Besides young men and women popping out of car sunroofs to celebrate their drunkenness and ice-cream vendors returning home in groups to avoid being robbed, there is another thing that features prominently in the life of those who drive on Chandigarh’s roads late at night. Cars on top of roundabouts!
But the UT administration is hellbent on taking these away from us. In the latest, roundabouts on the Sector 33-34 and 43-44 middle intersections have been removed and replaced with traffic lights. These are the newest casualties. There was a time when even the Press Chowk, or the Sector 8/9-17/18 intersection, on Madhya Marg had a roundabout. But that must have been at least 15 years ago, because I’ve never seen it.
I have seen many others disappear, though, including the one on the Sector 34-35 middle intersection, where I first found out how helpful traffic cops can be if you place a 100-rupee note into their pocket quietly.
With the rise in traffic — thanks to people like this writer who never plans to return to his dusty old town in the godforsaken border area of Punjab — there is constant debate on whether roundabouts should be done away with.

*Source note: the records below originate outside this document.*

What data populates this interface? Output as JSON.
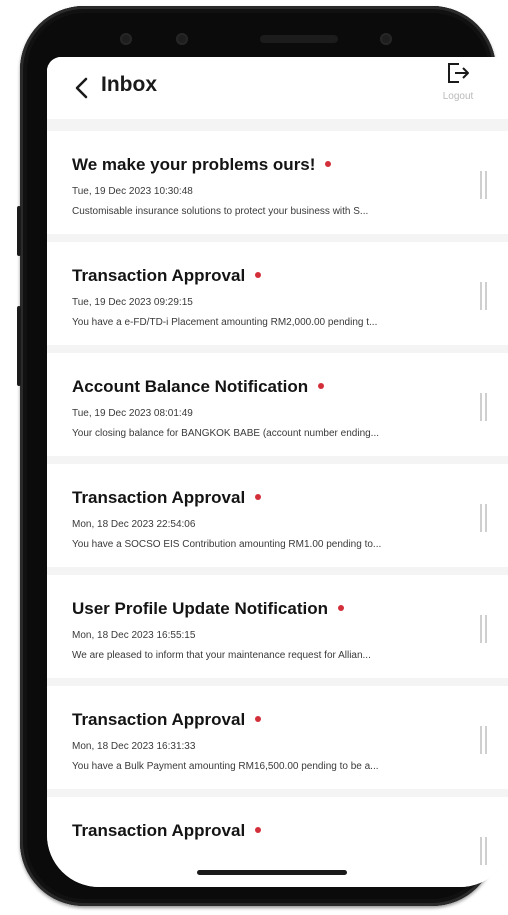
{
  "header": {
    "title": "Inbox",
    "back_icon": "chevron-left-icon",
    "logout_icon": "logout-icon",
    "logout_label": "Logout"
  },
  "colors": {
    "unread_dot": "#d32f3a",
    "screen_background": "#f4f4f4",
    "card_background": "#ffffff"
  },
  "messages": [
    {
      "title": "We make your problems ours!",
      "unread": true,
      "date": "Tue, 19 Dec 2023 10:30:48",
      "preview": "Customisable insurance solutions to protect your business with S..."
    },
    {
      "title": "Transaction Approval",
      "unread": true,
      "date": "Tue, 19 Dec 2023 09:29:15",
      "preview": "You have a e-FD/TD-i Placement amounting RM2,000.00 pending t..."
    },
    {
      "title": "Account Balance Notification",
      "unread": true,
      "date": "Tue, 19 Dec 2023 08:01:49",
      "preview": "Your closing balance for BANGKOK BABE (account number ending..."
    },
    {
      "title": "Transaction Approval",
      "unread": true,
      "date": "Mon, 18 Dec 2023 22:54:06",
      "preview": "You have a SOCSO EIS Contribution amounting RM1.00 pending to..."
    },
    {
      "title": "User Profile Update Notification",
      "unread": true,
      "date": "Mon, 18 Dec 2023 16:55:15",
      "preview": "We are pleased to inform that your maintenance request for Allian..."
    },
    {
      "title": "Transaction Approval",
      "unread": true,
      "date": "Mon, 18 Dec 2023 16:31:33",
      "preview": "You have a Bulk Payment amounting RM16,500.00 pending to be a..."
    },
    {
      "title": "Transaction Approval",
      "unread": true,
      "date": "",
      "preview": ""
    }
  ]
}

Data and arguments are cited to bolster both sides and specific instances show that both seem correct at different points in time. For instance, overall statistics say more accidents take place on traffic light intersections than at roundabouts. Common sense too says motorists tend to speed up and jump the signal when the timer on top of the light is ticking, putting others at danger too. At a roundabout, clogging brings the traffic down to a non-threatening speed.
But this very clogging is cited as a reason to remove the roundabouts. Another reason cited is the co-existence of fast-moving SUVs and bikes with manual rickshaws, even horsecarts. And yet another criticism of roundabouts is because of the accidents at night, when the drivers fail to spot the ‘golchakkar’ due to speeding or due to the lack of reflective paint on them.
Many of these motorists suffer severe injuries, though I’ve met at least one fine gentleman who managed to have his car perched on the grassy, landscaped top of Tribune Chowk, then got out and lit a cigarette to ease up the tension.
The car lost its front teeth, but he escaped without a scratch to his body.
I agree that not everyone is as lucky as to live to tell the tale (and then die eventually of cancer caused by smoking, of course). That’s why I’d love to know his feelings about the plans to remove this iconic chowk and have an underpass instead.
Having failed to find him so far, I talked to chief engineer Mukesh Anand. He said only the smaller roundabouts are being removed when required as they “fail to calm the traffic”. The big ones will not be touched, and for once, our national tradition of the government not touching “the big ones” seems like a good idea. He said another key thing that is stuck in my head: “People have less and less traffic sense these days. No one wants to stop.”
But does that not make a case in favour of roundabouts? Look, if an idiot refuses to stop at a traffic light, he can very possibly bang into another vehicle coming from the other side. But, at a roundabout, he has a curve that forces him to slow down, and the same applies to all other sides too. What’s the focus then? Removing congestion on the roads, or making them safer?
“We go on a case-by-case basis, starting with recommendations by the traffic police,” Anand said.
Who’s to say which case may find the fancy of the police next, and we lose yet another roundabout. Till then, commit to a small exercise: When you see a roundabout in front of you, calm down, curve a little, and move in and out, slow and smooth. We all know life works better that way. Else, the city will lose its charm, one roundabout after another.